## Given information
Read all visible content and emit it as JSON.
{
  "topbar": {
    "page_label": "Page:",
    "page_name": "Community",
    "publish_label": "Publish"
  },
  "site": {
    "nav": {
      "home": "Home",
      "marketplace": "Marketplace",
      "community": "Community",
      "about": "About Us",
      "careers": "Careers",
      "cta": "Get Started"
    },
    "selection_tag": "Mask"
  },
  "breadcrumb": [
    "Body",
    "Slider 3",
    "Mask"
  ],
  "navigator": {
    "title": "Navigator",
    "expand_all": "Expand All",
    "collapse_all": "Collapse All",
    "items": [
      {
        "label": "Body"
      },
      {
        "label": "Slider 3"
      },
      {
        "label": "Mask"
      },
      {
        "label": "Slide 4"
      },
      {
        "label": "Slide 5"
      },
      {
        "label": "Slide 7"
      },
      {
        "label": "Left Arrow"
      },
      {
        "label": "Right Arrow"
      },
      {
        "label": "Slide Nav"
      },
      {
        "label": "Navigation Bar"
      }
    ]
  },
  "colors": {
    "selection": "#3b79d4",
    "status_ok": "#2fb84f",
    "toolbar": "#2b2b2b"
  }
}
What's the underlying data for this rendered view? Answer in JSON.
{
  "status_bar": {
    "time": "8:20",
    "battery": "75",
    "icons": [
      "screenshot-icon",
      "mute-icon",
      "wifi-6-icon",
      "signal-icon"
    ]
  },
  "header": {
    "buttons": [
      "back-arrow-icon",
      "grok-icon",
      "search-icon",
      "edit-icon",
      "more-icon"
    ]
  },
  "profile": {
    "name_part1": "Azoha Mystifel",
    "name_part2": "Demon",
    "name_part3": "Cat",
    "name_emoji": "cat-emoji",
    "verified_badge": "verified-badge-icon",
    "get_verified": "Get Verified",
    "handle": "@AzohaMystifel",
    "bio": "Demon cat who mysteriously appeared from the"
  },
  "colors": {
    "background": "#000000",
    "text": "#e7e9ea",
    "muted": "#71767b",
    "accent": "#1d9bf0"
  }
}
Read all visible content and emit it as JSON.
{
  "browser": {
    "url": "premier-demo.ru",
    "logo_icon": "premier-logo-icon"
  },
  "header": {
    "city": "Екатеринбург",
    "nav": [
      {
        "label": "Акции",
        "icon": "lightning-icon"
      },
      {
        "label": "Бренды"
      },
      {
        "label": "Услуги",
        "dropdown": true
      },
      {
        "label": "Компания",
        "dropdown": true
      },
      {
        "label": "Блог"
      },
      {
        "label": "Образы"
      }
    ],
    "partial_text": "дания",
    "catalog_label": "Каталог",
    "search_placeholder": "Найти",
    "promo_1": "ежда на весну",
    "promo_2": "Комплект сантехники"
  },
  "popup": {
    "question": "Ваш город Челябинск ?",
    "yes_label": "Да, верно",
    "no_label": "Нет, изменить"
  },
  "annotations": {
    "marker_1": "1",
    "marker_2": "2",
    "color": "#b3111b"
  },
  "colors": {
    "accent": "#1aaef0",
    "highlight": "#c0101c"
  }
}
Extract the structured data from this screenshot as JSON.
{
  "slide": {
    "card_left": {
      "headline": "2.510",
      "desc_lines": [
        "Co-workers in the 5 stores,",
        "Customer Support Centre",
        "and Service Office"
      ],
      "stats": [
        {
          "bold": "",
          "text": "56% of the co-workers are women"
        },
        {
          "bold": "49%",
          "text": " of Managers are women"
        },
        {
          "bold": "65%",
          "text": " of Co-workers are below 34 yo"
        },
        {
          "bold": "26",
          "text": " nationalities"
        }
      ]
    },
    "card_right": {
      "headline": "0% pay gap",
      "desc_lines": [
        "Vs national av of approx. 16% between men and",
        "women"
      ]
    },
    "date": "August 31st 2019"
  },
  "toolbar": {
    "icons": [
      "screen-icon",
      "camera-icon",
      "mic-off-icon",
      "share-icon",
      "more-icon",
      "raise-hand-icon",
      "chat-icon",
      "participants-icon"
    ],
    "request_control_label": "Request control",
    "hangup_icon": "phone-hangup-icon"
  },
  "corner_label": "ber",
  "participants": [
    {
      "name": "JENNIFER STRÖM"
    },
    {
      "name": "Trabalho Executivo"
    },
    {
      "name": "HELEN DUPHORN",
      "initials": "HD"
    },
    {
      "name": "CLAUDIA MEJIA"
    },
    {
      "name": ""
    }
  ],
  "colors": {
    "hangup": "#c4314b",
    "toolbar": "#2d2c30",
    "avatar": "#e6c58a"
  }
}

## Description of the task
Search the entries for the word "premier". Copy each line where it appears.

## Reply
    "url": "premier-demo.ru",
    "logo_icon": "premier-logo-icon"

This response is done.